(Component data from apps and pages)
▬▬▬

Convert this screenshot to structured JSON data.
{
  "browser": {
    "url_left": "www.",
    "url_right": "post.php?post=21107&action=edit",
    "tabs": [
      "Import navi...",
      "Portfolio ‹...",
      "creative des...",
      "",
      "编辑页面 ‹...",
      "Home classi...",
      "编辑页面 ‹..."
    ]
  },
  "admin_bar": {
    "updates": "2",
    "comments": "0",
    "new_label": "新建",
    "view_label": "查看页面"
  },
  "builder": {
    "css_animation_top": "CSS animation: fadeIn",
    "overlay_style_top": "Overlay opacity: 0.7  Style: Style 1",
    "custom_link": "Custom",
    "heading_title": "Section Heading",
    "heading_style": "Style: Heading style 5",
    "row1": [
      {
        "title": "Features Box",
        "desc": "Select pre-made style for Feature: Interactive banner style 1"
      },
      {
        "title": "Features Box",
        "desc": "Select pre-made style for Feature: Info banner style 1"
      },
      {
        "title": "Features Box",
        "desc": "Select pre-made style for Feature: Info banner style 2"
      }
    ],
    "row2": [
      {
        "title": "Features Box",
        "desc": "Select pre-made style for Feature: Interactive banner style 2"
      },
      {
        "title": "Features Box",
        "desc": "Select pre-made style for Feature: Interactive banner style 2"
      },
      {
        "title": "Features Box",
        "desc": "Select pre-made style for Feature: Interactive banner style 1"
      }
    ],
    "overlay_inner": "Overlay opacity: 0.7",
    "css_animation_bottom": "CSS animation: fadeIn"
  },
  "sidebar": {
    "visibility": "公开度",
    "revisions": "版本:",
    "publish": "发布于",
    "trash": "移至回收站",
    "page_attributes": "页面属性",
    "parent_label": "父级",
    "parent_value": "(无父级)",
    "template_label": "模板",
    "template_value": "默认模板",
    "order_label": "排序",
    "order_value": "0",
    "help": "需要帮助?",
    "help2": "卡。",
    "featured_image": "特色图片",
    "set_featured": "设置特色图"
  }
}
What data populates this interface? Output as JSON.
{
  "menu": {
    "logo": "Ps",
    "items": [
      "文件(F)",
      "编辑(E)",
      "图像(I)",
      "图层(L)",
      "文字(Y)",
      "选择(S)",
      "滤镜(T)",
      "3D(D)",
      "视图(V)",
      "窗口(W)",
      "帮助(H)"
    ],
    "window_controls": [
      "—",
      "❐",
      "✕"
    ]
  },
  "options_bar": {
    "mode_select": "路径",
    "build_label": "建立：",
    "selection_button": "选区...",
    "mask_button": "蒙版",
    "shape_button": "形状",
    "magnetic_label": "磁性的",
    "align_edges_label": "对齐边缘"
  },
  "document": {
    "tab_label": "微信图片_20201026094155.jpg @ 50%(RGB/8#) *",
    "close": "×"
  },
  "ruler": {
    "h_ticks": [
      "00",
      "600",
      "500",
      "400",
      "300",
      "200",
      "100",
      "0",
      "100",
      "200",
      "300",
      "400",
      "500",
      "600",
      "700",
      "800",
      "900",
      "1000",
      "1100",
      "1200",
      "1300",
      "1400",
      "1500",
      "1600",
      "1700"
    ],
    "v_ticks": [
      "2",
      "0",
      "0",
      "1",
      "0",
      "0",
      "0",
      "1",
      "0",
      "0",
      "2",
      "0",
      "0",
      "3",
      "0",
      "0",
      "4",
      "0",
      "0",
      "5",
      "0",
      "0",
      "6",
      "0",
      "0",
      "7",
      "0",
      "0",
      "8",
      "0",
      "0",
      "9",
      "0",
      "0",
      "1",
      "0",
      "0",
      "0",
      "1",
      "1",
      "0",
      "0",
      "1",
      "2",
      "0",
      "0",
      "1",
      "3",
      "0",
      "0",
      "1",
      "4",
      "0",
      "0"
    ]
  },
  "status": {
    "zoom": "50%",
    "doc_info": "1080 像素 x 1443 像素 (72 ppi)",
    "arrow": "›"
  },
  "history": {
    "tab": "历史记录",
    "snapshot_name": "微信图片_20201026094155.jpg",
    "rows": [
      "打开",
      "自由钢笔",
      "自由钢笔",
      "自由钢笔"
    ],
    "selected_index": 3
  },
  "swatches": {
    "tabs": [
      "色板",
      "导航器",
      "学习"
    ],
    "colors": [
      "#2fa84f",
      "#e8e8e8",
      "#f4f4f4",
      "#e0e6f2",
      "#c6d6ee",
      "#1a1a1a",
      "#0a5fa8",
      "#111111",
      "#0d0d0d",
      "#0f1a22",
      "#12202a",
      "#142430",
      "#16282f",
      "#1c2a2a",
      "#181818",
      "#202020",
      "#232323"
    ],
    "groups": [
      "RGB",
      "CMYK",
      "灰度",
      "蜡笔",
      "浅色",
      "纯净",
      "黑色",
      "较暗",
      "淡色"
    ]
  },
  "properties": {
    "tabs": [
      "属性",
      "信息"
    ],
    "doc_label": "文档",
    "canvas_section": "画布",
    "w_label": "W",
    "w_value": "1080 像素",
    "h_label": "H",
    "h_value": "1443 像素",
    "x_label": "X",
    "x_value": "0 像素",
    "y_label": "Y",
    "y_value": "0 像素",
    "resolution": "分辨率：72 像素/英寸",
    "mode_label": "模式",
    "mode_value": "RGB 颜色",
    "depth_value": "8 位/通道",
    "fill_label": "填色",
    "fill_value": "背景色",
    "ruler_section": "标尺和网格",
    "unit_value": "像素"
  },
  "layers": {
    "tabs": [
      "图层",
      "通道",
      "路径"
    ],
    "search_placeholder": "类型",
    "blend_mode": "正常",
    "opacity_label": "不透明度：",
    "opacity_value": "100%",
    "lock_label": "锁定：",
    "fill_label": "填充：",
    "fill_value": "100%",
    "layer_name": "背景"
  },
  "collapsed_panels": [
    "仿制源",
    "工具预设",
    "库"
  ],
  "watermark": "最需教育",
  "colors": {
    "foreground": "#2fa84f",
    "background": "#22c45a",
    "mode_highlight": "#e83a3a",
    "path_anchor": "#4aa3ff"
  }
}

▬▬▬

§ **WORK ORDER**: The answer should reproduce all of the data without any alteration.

§ **WRITTEN SOLUTION**:
Convert this screenshot to structured JSON data.
{
  "browser": {
    "url_left": "www.",
    "url_right": "post.php?post=21107&action=edit",
    "tabs": [
      "Import navi...",
      "Portfolio ‹...",
      "creative des...",
      "",
      "编辑页面 ‹...",
      "Home classi...",
      "编辑页面 ‹..."
    ]
  },
  "admin_bar": {
    "updates": "2",
    "comments": "0",
    "new_label": "新建",
    "view_label": "查看页面"
  },
  "builder": {
    "css_animation_top": "CSS animation: fadeIn",
    "overlay_style_top": "Overlay opacity: 0.7  Style: Style 1",
    "custom_link": "Custom",
    "heading_title": "Section Heading",
    "heading_style": "Style: Heading style 5",
    "row1": [
      {
        "title": "Features Box",
        "desc": "Select pre-made style for Feature: Interactive banner style 1"
      },
      {
        "title": "Features Box",
        "desc": "Select pre-made style for Feature: Info banner style 1"
      },
      {
        "title": "Features Box",
        "desc": "Select pre-made style for Feature: Info banner style 2"
      }
    ],
    "row2": [
      {
        "title": "Features Box",
        "desc": "Select pre-made style for Feature: Interactive banner style 2"
      },
      {
        "title": "Features Box",
        "desc": "Select pre-made style for Feature: Interactive banner style 2"
      },
      {
        "title": "Features Box",
        "desc": "Select pre-made style for Feature: Interactive banner style 1"
      }
    ],
    "overlay_inner": "Overlay opacity: 0.7",
    "css_animation_bottom": "CSS animation: fadeIn"
  },
  "sidebar": {
    "visibility": "公开度",
    "revisions": "版本:",
    "publish": "发布于",
    "trash": "移至回收站",
    "page_attributes": "页面属性",
    "parent_label": "父级",
    "parent_value": "(无父级)",
    "template_label": "模板",
    "template_value": "默认模板",
    "order_label": "排序",
    "order_value": "0",
    "help": "需要帮助?",
    "help2": "卡。",
    "featured_image": "特色图片",
    "set_featured": "设置特色图"
  }
}
What data populates this interface? Output as JSON.
{
  "menu": {
    "logo": "Ps",
    "items": [
      "文件(F)",
      "编辑(E)",
      "图像(I)",
      "图层(L)",
      "文字(Y)",
      "选择(S)",
      "滤镜(T)",
      "3D(D)",
      "视图(V)",
      "窗口(W)",
      "帮助(H)"
    ],
    "window_controls": [
      "—",
      "❐",
      "✕"
    ]
  },
  "options_bar": {
    "mode_select": "路径",
    "build_label": "建立：",
    "selection_button": "选区...",
    "mask_button": "蒙版",
    "shape_button": "形状",
    "magnetic_label": "磁性的",
    "align_edges_label": "对齐边缘"
  },
  "document": {
    "tab_label": "微信图片_20201026094155.jpg @ 50%(RGB/8#) *",
    "close": "×"
  },
  "ruler": {
    "h_ticks": [
      "00",
      "600",
      "500",
      "400",
      "300",
      "200",
      "100",
      "0",
      "100",
      "200",
      "300",
      "400",
      "500",
      "600",
      "700",
      "800",
      "900",
      "1000",
      "1100",
      "1200",
      "1300",
      "1400",
      "1500",
      "1600",
      "1700"
    ],
    "v_ticks": [
      "2",
      "0",
      "0",
      "1",
      "0",
      "0",
      "0",
      "1",
      "0",
      "0",
      "2",
      "0",
      "0",
      "3",
      "0",
      "0",
      "4",
      "0",
      "0",
      "5",
      "0",
      "0",
      "6",
      "0",
      "0",
      "7",
      "0",
      "0",
      "8",
      "0",
      "0",
      "9",
      "0",
      "0",
      "1",
      "0",
      "0",
      "0",
      "1",
      "1",
      "0",
      "0",
      "1",
      "2",
      "0",
      "0",
      "1",
      "3",
      "0",
      "0",
      "1",
      "4",
      "0",
      "0"
    ]
  },
  "status": {
    "zoom": "50%",
    "doc_info": "1080 像素 x 1443 像素 (72 ppi)",
    "arrow": "›"
  },
  "history": {
    "tab": "历史记录",
    "snapshot_name": "微信图片_20201026094155.jpg",
    "rows": [
      "打开",
      "自由钢笔",
      "自由钢笔",
      "自由钢笔"
    ],
    "selected_index": 3
  },
  "swatches": {
    "tabs": [
      "色板",
      "导航器",
      "学习"
    ],
    "colors": [
      "#2fa84f",
      "#e8e8e8",
      "#f4f4f4",
      "#e0e6f2",
      "#c6d6ee",
      "#1a1a1a",
      "#0a5fa8",
      "#111111",
      "#0d0d0d",
      "#0f1a22",
      "#12202a",
      "#142430",
      "#16282f",
      "#1c2a2a",
      "#181818",
      "#202020",
      "#232323"
    ],
    "groups": [
      "RGB",
      "CMYK",
      "灰度",
      "蜡笔",
      "浅色",
      "纯净",
      "黑色",
      "较暗",
      "淡色"
    ]
  },
  "properties": {
    "tabs": [
      "属性",
      "信息"
    ],
    "doc_label": "文档",
    "canvas_section": "画布",
    "w_label": "W",
    "w_value": "1080 像素",
    "h_label": "H",
    "h_value": "1443 像素",
    "x_label": "X",
    "x_value": "0 像素",
    "y_label": "Y",
    "y_value": "0 像素",
    "resolution": "分辨率：72 像素/英寸",
    "mode_label": "模式",
    "mode_value": "RGB 颜色",
    "depth_value": "8 位/通道",
    "fill_label": "填色",
    "fill_value": "背景色",
    "ruler_section": "标尺和网格",
    "unit_value": "像素"
  },
  "layers": {
    "tabs": [
      "图层",
      "通道",
      "路径"
    ],
    "search_placeholder": "类型",
    "blend_mode": "正常",
    "opacity_label": "不透明度：",
    "opacity_value": "100%",
    "lock_label": "锁定：",
    "fill_label": "填充：",
    "fill_value": "100%",
    "layer_name": "背景"
  },
  "collapsed_panels": [
    "仿制源",
    "工具预设",
    "库"
  ],
  "watermark": "最需教育",
  "colors": {
    "foreground": "#2fa84f",
    "background": "#22c45a",
    "mode_highlight": "#e83a3a",
    "path_anchor": "#4aa3ff"
  }
}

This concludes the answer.